😾 Martin Gurri, author of the landmark book The Revolt of the Public, has designed a powerful framework to analyze the loss of trust between individuals and institutions. Martin always insists there is no turnkey solution for leaders determined to restore trust in a world so dramatically changed by the Internet. But keeping his thoughts in mind is, I think, mandatory for business leaders moving forward.
🎼 John Hagel has been working for years on understanding how organizations should reinvent themselves to become more innovative and more sensitive to their environment. His views on the future of work, in particular, resonate with my experience of legacy organizations having to switch from command-and-control to what John calls “scalable learning”.
🌊 Rita McGrath, of Columbia Business School, is one of those authors who knows how to put words on things that I’ve been sensing for some time. Reading her (or listening to her) creates many of those enjoyable ‘aha!’ moment that we in the startup world rarely find in the world of large corporations. Rita’s is an enlightening contribution to business leadership in the Entrepreneurial Age.

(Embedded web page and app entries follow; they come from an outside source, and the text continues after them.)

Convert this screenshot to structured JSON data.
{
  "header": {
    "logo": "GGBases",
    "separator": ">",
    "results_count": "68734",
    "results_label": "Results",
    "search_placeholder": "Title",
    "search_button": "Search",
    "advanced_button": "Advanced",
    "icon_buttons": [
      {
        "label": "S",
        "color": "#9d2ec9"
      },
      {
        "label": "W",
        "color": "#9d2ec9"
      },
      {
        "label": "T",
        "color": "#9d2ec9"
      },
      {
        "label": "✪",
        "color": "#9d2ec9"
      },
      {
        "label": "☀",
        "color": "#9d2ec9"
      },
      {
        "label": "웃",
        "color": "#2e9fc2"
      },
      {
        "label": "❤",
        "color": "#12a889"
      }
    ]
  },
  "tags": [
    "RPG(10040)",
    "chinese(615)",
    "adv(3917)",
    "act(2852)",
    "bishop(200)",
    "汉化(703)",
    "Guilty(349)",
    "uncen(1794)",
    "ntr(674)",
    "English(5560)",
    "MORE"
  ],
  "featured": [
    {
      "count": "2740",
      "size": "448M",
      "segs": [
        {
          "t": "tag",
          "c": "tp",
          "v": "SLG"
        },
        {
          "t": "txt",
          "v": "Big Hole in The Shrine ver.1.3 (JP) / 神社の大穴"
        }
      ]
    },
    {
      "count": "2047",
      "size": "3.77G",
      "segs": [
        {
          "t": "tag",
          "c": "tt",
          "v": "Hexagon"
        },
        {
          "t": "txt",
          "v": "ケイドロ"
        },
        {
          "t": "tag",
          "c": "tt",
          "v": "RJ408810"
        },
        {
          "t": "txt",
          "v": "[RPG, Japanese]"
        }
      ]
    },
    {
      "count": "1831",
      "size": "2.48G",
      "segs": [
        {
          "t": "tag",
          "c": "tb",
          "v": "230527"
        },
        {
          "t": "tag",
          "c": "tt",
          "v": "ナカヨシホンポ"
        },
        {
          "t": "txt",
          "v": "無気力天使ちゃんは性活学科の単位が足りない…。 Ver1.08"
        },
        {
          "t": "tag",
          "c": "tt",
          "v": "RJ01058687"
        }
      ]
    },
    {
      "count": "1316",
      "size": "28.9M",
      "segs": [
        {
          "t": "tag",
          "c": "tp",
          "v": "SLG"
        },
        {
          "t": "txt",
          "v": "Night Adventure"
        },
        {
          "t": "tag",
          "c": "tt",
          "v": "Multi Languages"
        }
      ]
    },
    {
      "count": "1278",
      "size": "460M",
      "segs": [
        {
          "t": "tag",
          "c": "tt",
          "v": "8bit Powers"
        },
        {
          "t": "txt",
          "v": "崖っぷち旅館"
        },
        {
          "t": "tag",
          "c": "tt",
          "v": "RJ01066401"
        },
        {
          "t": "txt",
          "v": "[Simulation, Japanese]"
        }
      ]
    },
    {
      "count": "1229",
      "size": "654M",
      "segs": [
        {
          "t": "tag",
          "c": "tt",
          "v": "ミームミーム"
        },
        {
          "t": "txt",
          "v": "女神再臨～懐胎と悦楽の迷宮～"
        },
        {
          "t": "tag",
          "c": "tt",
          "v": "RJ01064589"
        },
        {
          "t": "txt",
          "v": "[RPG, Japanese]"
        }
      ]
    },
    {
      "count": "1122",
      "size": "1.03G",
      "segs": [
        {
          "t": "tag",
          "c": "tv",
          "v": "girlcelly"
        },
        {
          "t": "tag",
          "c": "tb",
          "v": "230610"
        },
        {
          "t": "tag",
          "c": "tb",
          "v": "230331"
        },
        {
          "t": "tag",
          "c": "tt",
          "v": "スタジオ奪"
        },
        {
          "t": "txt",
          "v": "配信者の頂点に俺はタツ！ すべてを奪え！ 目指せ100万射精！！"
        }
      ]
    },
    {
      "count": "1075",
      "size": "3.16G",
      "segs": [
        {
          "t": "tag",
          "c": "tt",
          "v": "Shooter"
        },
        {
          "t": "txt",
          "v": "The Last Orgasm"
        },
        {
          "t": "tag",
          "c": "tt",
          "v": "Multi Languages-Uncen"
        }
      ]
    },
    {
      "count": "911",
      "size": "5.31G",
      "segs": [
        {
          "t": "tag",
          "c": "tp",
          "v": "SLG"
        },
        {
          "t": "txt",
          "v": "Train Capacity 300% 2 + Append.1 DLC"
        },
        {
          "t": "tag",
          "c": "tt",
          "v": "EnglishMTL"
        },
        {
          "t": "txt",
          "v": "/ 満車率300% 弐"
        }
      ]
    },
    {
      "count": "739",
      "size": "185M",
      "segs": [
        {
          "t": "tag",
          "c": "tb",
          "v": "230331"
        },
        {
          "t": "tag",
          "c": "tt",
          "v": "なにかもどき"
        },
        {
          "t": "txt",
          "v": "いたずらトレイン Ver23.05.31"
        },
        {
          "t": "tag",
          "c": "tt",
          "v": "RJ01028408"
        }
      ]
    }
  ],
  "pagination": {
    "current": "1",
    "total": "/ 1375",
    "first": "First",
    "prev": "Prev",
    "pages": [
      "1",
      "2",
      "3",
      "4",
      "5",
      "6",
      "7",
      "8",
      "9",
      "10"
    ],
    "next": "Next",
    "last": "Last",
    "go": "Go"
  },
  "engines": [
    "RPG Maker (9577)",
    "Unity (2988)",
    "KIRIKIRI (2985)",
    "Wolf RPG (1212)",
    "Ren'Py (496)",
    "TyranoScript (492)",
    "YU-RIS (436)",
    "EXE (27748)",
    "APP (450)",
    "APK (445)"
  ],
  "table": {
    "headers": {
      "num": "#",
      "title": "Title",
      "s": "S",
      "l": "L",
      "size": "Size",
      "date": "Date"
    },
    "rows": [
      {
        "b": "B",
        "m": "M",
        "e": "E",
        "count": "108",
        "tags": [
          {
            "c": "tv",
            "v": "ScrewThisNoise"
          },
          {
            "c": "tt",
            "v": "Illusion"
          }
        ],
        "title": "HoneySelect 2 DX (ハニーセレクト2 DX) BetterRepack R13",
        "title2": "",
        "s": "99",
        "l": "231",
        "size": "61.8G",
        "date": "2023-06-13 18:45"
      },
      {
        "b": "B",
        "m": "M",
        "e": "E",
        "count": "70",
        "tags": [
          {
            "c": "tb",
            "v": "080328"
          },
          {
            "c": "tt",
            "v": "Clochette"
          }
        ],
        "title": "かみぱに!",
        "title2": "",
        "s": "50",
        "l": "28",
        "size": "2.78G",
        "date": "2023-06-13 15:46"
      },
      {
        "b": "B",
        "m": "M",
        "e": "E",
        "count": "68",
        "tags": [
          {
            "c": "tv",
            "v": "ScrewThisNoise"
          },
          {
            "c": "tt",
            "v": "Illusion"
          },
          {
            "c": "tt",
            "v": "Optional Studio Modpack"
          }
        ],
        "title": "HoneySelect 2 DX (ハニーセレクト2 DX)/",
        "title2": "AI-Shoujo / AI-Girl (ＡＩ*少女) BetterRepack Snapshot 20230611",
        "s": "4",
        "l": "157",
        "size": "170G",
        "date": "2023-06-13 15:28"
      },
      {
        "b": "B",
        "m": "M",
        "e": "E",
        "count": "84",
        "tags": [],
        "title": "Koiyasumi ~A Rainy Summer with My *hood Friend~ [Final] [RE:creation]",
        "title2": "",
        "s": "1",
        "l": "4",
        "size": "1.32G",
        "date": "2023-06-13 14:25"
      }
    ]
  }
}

🌎 Peter Zeihan is one thinker I’ve been quoting over and over, all thanks to my friend Erik Torenberg of Village Global. He provides us with a compelling framework, at the crossroads of history and geography, for understanding the direction in which the world is headed: more fragmentation, more conflicts, extraordinary struggles for countries deprived of essential resources, great opportunities for the others.
👉🏻 To discover the complete list of thinkers whom I think business leaders should have on their radar, as well as a selection of their works, become a paying subscriber! The whole package will be sent in three days with the next Friday Reads edition 🤗
And in case you missed it:
The Tipping Point for Podcasting?—for subscribers only.
The Entrepreneurial Investor: An Overview (Round 1)—for subscribers only.
Think You Understand Capitalism? Think Again.—for everyone.
China Drifting Away?—for subscribers only.
14 Rules & Practices for Corporate Strategists—for subscribers only.
Need To Reinvent Your Corporation? Time’s Running Out.—for everyone.
Notes on Germany in the Entrepreneurial Age—for subscribers only.
Adieu to Old America—for everyone.
From Normandy, France 🇫🇷